Fox News host Martha MacCallum cornered former Sen. Jeff Flake over his endorsement of Democratic candidate Joe Biden while claiming to be a lifelong Republican.
MacCallum grilled the former Arizona lawmaker about his decision on “The Story” Monday and challenged him to name just one “actual policy” of the Democratic nominee who has promised to be “the most progressive president in history.”
(Source: Fox News)
On the first day of the Republican National Convention, Flake joined more than two-dozen former Republican members of Congress in an effort called “Republicans for Biden,” launched by the former vice president’s campaign.
Flake, who was widely condemned by Republicans as a traitor for backing the impeachment effort against the president, attempted to effectively explain his open endorsement of Biden to MacCallum on Monday.
“He has said that ‘if I’m elected, I will be the most progressive president in history.’ So, how do you as a lifetime Republican, support someone who has that goal?” the Fox News host asked Flake.
“I think, if you look at Joe Biden’s record, he’s not been that,” he responded. “This is a primary too, that he has just been through. He also said he would work with Republicans … that’s not a popular thing to say in the Democratic primary, but he did.”
“He’s a creature of the Senate,” he added. “He knows how to compromise. He knows how to work across the aisle and I’m confident he will do that in the future.”
“The Wall Street Journal showed polls today that more people wanted someone who was willing to buck the establishment than someone who wanted to sort of make peace and find common ground.

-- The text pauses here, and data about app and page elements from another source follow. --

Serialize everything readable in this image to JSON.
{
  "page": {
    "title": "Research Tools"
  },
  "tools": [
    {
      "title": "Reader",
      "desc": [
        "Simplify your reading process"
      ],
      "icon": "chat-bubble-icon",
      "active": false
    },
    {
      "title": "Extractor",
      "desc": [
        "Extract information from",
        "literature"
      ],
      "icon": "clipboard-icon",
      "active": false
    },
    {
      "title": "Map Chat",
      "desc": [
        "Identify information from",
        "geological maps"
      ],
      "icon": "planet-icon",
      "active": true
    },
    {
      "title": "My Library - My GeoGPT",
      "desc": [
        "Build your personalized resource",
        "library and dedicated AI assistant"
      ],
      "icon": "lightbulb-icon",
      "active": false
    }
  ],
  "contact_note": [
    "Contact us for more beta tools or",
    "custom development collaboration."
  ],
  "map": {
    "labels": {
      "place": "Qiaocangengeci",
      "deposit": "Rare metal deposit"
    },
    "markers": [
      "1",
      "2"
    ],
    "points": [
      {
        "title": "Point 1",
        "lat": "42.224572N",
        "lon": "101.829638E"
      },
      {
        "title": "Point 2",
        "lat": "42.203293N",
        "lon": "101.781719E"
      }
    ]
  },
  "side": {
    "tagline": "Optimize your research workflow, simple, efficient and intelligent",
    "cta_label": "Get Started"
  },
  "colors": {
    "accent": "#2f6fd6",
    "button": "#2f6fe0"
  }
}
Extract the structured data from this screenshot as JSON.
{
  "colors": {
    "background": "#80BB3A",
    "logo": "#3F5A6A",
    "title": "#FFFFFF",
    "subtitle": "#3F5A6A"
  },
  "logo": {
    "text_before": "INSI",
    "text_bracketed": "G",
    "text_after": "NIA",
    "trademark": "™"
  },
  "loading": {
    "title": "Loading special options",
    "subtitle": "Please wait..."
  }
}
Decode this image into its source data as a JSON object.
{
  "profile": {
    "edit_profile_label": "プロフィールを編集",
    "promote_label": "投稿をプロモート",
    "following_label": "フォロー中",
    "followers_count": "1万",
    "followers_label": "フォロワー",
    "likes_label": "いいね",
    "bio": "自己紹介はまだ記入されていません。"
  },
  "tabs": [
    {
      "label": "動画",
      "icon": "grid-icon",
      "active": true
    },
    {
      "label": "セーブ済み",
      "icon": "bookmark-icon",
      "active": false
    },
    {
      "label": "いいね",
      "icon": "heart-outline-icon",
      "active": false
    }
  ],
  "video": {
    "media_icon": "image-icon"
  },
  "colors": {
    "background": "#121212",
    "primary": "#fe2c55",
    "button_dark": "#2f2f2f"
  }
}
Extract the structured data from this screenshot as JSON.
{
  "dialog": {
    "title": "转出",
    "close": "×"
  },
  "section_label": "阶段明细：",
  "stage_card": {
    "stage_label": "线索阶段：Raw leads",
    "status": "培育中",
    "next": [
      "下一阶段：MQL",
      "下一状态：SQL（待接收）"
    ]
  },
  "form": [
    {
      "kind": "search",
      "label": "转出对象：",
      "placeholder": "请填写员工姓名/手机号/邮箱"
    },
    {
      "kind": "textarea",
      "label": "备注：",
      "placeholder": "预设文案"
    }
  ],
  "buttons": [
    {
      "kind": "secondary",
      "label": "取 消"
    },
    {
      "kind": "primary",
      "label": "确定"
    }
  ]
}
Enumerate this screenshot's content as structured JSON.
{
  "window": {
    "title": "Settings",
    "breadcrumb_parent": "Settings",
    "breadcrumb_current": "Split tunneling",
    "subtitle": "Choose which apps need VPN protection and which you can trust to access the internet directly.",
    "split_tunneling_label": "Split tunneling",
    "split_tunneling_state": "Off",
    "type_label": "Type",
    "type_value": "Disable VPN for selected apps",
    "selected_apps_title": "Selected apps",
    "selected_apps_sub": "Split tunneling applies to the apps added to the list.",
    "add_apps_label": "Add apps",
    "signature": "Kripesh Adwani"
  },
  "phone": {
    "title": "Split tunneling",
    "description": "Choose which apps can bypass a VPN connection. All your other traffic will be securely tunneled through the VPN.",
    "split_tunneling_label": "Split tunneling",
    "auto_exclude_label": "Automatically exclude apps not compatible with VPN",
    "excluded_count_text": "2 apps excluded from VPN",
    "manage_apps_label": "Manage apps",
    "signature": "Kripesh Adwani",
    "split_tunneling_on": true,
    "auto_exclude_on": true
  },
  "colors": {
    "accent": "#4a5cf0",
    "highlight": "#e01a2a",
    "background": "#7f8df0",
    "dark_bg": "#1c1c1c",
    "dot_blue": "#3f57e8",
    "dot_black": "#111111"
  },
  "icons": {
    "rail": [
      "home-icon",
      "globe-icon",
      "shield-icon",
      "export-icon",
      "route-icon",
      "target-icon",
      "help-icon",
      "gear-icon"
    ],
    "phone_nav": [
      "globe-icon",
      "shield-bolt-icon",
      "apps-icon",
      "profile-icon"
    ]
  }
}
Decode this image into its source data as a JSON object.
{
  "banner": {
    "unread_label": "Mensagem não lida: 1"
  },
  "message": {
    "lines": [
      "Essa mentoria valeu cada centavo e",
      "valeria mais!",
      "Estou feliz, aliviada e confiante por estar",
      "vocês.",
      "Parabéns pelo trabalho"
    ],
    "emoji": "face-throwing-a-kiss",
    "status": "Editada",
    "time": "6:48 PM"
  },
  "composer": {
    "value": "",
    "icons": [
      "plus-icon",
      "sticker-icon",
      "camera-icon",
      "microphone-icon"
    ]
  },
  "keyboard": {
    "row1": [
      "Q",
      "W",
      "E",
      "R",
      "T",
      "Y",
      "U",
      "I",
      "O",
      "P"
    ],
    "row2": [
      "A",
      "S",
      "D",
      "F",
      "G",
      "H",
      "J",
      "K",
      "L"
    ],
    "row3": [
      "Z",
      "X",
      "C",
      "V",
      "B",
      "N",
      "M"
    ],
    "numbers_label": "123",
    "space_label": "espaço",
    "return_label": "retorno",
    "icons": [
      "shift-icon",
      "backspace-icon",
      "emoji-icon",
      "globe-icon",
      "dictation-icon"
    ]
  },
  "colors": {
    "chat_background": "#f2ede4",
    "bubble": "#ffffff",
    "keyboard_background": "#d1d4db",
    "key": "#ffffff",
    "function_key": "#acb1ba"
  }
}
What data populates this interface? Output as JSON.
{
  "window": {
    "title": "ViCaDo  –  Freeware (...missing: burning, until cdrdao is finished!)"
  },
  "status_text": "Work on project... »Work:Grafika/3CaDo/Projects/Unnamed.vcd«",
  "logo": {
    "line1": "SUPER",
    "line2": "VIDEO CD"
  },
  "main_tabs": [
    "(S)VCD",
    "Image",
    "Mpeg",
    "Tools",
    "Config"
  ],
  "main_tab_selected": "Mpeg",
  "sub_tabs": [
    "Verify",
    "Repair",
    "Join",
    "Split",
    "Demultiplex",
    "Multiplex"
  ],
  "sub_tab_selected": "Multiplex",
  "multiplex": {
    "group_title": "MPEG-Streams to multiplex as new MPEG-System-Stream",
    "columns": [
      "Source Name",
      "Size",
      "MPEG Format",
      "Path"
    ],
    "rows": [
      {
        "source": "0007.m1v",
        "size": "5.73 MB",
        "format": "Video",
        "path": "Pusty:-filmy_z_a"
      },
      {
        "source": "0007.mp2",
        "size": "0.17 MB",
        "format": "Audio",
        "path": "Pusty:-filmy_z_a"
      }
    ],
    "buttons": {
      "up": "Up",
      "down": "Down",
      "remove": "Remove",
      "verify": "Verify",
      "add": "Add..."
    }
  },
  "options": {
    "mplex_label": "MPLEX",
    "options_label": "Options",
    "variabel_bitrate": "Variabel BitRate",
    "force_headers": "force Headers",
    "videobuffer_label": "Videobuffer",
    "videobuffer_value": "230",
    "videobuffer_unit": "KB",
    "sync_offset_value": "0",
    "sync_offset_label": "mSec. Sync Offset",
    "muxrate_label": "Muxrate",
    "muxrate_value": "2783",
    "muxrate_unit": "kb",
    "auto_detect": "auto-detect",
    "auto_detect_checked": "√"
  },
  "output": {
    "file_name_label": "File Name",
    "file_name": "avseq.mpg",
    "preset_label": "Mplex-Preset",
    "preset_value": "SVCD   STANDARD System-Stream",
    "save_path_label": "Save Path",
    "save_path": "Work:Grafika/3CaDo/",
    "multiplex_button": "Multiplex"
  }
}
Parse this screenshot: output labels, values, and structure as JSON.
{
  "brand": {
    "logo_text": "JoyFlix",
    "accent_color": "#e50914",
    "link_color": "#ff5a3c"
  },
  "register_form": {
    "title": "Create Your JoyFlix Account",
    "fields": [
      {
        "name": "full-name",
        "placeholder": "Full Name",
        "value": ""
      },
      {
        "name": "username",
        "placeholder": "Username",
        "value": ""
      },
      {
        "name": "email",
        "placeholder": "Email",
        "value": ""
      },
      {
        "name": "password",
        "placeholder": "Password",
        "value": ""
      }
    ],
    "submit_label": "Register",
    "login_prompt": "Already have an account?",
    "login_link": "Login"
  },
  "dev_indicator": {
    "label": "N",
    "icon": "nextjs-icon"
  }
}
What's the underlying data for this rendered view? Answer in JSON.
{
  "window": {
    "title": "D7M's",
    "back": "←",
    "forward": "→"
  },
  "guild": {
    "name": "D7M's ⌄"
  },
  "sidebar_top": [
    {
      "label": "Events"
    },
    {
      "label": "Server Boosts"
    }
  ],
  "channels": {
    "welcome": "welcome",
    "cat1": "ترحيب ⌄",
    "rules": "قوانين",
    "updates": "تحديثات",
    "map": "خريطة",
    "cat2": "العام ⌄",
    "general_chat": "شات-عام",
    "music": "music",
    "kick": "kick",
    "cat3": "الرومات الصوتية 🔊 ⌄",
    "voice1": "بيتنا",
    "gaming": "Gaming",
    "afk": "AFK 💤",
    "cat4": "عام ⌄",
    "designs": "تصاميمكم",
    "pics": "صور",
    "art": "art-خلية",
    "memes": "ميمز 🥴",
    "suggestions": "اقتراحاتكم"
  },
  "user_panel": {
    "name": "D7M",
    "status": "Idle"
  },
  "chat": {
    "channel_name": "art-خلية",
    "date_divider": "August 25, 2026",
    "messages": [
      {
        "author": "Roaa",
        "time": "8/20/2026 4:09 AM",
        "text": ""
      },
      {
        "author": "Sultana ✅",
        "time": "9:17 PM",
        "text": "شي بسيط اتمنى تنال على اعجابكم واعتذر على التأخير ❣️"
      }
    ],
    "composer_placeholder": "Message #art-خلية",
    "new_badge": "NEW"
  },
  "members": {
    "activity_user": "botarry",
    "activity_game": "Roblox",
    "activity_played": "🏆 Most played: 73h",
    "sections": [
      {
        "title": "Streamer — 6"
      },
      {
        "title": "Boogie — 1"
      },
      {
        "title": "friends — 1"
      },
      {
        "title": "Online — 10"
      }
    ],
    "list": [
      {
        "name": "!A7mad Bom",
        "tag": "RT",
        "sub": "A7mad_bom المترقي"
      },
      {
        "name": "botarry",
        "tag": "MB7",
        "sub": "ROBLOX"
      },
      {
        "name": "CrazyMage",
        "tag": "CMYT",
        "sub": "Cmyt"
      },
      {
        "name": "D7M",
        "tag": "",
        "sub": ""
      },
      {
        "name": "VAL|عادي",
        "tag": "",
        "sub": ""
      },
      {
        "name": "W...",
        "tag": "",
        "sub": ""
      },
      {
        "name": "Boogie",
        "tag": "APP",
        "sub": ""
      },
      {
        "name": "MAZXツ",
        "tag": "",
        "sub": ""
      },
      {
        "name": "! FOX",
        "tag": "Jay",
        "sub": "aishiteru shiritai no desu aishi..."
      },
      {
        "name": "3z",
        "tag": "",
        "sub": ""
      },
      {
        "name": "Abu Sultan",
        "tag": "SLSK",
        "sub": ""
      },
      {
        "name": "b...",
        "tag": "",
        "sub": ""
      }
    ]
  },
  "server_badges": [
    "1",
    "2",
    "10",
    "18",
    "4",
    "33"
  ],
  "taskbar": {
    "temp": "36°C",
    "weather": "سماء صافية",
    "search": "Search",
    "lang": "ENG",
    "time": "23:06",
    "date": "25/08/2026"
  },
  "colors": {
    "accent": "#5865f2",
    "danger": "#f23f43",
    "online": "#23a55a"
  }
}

Does that surprise you?” MacCallum asked.
“Well, I think at the primary season, it’s easy to say that you want somebody who is going to buck the establishment. But as you get closer to the election and realize that if you want policy, legislation, laws that actually endure, they need to be bipartisan.
“I think you will see both parties tacking a bit to the center,” Flake contended. “Like I said, Joe Biden has been through this for a long time.”
“I’m just trying to figure out in terms of actual policy what it is that you really like in Joe Biden as a lifelong Republican,” MacCallum continued, noting the landmark First Step Act that Trump signed and Flake supported when he was in Congress.
“The president was actually able to sign that into law,” MacCallum said. “We had eight years of the Obama-Biden administration and they did not take action on that. So why support Joe Biden over President Trump?”
“I voted for that while I was in the Senate,” Flake replied.
“Joe Biden has been supportive of criminal justice reform …,” he began as MacCallum interjected to offer a history lesson.
“But he was in for eight years with President Obama and that never happened, is my point,” she said.
“We passed the bipartisan immigration bill that appropriated $40 billion for border security. That was when President Obama and Joe Biden were in the White House. We did that in the Senate…I’ve been supportive of many of the things that the president has pushed,” Flake said.
“But you just don’t like his character,” MacCallum wondered.
“It’s not just that,” Flake claimed. “Republicans have traditionally been for free trade. The president is very much a protectionist. The Republicans have stood for strong American leadership … He canceled the Trans-Pacific Partnership. The Trans-Pacific Partnership, if anything, would have helped keep China in check by allowing countries, particularly in southeast Asia, to go somewhere else for their trade.”
But MacCallum was not satisfied with Flake skirting the question, asking him directly if he is in favor of school choice. When the former senator affirmed that he was, she noted that Biden is not and said she was still “trying to figure out why” Flake was backing him.
“He will stand up and have reverence for our institutions of government.” Flake said, prompting a perturbed look from MacCallum.
“There’s something to be said for that,” Flake added. “I think he will preserve the public space where we can go back to disagreeing about policy and not just this rank tribalism that we see today.”